--- INSTRUCTIONS TO FOLLOW ---
Collect all lines from the records below that include the word "Beneficiary".

"""

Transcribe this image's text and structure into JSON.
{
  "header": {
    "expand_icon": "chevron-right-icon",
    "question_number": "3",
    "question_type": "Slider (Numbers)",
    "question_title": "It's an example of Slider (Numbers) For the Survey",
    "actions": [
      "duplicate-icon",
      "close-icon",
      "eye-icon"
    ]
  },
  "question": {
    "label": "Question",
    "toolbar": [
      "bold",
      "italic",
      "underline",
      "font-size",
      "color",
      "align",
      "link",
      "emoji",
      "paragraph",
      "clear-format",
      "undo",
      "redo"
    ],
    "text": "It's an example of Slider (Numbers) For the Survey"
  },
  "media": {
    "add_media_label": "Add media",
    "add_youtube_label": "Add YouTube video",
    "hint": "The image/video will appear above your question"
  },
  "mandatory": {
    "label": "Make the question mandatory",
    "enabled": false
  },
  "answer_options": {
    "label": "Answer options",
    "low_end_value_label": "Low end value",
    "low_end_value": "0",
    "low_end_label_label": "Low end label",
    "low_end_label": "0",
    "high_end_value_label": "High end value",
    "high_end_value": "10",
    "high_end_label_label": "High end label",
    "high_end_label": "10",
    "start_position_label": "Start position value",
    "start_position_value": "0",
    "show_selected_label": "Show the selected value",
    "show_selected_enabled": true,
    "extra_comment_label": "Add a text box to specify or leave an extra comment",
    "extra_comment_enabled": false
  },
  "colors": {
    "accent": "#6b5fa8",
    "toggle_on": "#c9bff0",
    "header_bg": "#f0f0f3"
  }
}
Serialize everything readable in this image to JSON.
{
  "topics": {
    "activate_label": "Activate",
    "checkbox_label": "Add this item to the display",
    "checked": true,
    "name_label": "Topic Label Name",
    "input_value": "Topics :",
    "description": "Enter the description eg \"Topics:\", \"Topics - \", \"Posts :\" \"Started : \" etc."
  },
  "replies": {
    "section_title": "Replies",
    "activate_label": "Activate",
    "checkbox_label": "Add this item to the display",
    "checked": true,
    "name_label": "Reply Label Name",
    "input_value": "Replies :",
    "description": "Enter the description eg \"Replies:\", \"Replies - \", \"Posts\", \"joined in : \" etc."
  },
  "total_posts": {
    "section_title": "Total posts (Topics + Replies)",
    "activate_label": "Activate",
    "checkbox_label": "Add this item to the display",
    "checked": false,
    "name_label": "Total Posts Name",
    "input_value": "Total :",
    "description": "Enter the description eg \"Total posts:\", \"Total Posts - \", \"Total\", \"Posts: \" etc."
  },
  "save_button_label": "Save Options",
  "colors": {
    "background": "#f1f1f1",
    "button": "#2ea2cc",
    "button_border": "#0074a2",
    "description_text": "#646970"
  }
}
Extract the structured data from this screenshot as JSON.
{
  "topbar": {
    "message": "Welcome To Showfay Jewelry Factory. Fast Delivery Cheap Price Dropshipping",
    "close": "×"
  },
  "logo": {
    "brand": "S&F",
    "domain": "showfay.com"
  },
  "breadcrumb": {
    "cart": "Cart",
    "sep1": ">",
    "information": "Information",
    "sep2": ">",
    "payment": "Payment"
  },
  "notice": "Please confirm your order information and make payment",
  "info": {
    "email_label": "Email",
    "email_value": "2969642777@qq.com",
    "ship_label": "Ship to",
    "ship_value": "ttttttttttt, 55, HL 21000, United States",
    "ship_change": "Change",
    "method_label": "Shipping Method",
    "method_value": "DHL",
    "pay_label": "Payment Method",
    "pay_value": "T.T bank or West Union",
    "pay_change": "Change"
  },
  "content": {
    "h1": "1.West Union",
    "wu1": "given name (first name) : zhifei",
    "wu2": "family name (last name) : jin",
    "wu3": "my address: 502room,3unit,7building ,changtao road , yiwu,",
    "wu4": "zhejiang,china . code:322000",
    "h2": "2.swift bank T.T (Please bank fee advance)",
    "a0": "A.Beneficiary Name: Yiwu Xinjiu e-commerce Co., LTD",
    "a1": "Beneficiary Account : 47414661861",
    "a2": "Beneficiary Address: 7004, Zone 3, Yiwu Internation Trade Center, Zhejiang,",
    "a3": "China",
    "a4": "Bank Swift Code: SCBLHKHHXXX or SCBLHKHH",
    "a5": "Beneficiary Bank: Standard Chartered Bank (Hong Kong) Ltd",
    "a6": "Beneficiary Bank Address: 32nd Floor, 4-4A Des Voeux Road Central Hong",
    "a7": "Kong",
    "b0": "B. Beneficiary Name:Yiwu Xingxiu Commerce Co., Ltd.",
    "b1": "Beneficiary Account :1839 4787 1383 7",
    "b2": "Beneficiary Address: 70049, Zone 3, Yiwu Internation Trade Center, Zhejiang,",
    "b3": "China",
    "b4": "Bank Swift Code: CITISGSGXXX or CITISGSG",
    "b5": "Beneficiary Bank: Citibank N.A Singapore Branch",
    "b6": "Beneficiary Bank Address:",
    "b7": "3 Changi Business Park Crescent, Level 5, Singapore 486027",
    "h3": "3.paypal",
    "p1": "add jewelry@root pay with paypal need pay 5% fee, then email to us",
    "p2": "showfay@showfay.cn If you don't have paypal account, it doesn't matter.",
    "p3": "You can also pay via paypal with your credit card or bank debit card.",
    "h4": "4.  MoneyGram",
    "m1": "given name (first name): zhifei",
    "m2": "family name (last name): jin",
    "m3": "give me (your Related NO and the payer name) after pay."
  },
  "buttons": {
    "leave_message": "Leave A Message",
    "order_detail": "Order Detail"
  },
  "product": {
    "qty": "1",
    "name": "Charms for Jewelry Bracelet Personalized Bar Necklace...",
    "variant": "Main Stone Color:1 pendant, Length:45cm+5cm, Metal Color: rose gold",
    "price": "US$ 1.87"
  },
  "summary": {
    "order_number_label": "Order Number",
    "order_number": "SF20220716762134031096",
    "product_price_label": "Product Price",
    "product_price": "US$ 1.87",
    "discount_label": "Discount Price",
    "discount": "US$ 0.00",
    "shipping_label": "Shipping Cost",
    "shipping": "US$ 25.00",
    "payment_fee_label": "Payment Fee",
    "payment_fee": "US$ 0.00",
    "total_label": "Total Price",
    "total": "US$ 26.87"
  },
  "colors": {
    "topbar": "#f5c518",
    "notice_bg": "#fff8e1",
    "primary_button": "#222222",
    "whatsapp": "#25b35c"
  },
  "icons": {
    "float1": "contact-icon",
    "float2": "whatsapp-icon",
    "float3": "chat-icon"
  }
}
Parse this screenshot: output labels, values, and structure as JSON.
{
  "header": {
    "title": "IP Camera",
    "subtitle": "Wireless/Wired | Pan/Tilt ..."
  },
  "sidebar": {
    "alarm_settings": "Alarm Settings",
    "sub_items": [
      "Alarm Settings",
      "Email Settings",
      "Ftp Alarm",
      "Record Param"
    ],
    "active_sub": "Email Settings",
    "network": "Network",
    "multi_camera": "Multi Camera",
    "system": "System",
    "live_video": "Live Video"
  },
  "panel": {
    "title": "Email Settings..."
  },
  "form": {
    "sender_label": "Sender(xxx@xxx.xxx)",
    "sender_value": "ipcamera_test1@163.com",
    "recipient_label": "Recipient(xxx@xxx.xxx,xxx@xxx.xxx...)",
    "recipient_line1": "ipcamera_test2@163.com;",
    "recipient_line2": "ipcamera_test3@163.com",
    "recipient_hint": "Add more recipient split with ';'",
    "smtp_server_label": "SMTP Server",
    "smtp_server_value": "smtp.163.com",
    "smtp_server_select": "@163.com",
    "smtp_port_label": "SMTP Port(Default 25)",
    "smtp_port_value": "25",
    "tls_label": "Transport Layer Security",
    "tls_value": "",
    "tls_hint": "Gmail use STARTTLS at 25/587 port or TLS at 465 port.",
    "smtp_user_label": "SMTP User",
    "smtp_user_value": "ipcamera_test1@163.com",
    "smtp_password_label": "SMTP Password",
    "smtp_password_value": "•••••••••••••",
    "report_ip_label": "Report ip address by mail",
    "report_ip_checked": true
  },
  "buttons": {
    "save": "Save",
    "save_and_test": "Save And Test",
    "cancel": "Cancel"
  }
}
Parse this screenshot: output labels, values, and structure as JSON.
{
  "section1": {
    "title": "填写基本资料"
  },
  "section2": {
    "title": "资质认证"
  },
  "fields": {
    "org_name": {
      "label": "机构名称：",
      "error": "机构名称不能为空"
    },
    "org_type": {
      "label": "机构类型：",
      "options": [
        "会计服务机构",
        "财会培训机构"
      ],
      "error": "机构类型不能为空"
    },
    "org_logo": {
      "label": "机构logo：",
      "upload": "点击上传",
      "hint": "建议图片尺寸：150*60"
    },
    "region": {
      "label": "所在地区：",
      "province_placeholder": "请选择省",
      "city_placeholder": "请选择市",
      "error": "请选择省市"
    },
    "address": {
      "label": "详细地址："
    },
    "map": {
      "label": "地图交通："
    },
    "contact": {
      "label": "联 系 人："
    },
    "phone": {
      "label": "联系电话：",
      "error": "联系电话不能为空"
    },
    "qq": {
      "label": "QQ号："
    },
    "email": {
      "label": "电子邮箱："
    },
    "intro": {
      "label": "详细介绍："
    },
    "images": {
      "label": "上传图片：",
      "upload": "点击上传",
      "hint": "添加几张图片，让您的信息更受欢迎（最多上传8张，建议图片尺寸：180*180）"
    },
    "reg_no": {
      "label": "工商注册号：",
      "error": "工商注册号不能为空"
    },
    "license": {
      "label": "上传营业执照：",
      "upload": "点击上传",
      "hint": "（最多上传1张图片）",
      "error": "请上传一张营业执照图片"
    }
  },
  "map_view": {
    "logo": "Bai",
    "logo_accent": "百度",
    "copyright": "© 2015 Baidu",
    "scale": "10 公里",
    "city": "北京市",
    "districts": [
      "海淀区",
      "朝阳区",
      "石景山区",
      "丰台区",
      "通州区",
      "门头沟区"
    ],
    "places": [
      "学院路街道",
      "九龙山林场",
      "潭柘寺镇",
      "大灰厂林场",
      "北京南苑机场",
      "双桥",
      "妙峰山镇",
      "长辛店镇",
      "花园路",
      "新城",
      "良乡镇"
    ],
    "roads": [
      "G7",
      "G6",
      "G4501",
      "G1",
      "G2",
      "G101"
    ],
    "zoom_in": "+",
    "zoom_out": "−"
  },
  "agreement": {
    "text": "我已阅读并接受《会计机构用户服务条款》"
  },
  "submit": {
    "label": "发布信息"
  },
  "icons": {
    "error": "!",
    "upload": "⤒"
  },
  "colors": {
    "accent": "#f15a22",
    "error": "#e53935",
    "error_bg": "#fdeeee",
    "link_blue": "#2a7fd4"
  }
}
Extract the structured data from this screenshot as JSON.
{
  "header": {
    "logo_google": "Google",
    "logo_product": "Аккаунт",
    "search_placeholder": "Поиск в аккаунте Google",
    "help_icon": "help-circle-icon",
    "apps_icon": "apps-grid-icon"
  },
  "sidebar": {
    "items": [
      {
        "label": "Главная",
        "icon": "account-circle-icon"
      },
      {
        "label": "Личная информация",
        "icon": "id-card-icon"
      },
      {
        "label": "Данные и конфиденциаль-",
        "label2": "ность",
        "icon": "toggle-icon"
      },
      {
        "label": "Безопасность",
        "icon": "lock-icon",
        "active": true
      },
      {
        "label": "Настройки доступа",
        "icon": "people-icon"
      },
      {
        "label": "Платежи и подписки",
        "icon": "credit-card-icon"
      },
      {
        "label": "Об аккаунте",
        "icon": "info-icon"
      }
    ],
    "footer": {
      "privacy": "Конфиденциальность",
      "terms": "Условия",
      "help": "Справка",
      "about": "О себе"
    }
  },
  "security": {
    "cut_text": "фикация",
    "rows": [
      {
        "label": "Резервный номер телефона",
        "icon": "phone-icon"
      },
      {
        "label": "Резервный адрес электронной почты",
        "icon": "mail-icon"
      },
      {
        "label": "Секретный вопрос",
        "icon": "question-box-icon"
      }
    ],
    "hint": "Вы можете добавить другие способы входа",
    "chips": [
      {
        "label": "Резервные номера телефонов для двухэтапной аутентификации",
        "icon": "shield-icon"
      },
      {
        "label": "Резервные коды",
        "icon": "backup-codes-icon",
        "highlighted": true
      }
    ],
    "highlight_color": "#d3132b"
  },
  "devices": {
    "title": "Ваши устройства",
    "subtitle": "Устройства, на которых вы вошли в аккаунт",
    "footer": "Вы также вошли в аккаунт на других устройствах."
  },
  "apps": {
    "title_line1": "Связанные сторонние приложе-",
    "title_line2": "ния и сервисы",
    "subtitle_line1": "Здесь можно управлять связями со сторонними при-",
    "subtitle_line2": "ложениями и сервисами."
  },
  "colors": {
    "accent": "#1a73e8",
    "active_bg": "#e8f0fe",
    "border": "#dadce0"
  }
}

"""

--- SOLUTION FOR THIS EXERCISE ---
    "a0": "A.Beneficiary Name: Yiwu Xinjiu e-commerce Co., LTD",
    "a1": "Beneficiary Account : 47414661861",
    "a2": "Beneficiary Address: 7004, Zone 3, Yiwu Internation Trade Center, Zhejiang,",
    "a5": "Beneficiary Bank: Standard Chartered Bank (Hong Kong) Ltd",
    "a6": "Beneficiary Bank Address: 32nd Floor, 4-4A Des Voeux Road Central Hong",
    "b0": "B. Beneficiary Name:Yiwu Xingxiu Commerce Co., Ltd.",
    "b1": "Beneficiary Account :1839 4787 1383 7",
    "b2": "Beneficiary Address: 70049, Zone 3, Yiwu Internation Trade Center, Zhejiang,",
    "b5": "Beneficiary Bank: Citibank N.A Singapore Branch",
    "b6": "Beneficiary Bank Address:",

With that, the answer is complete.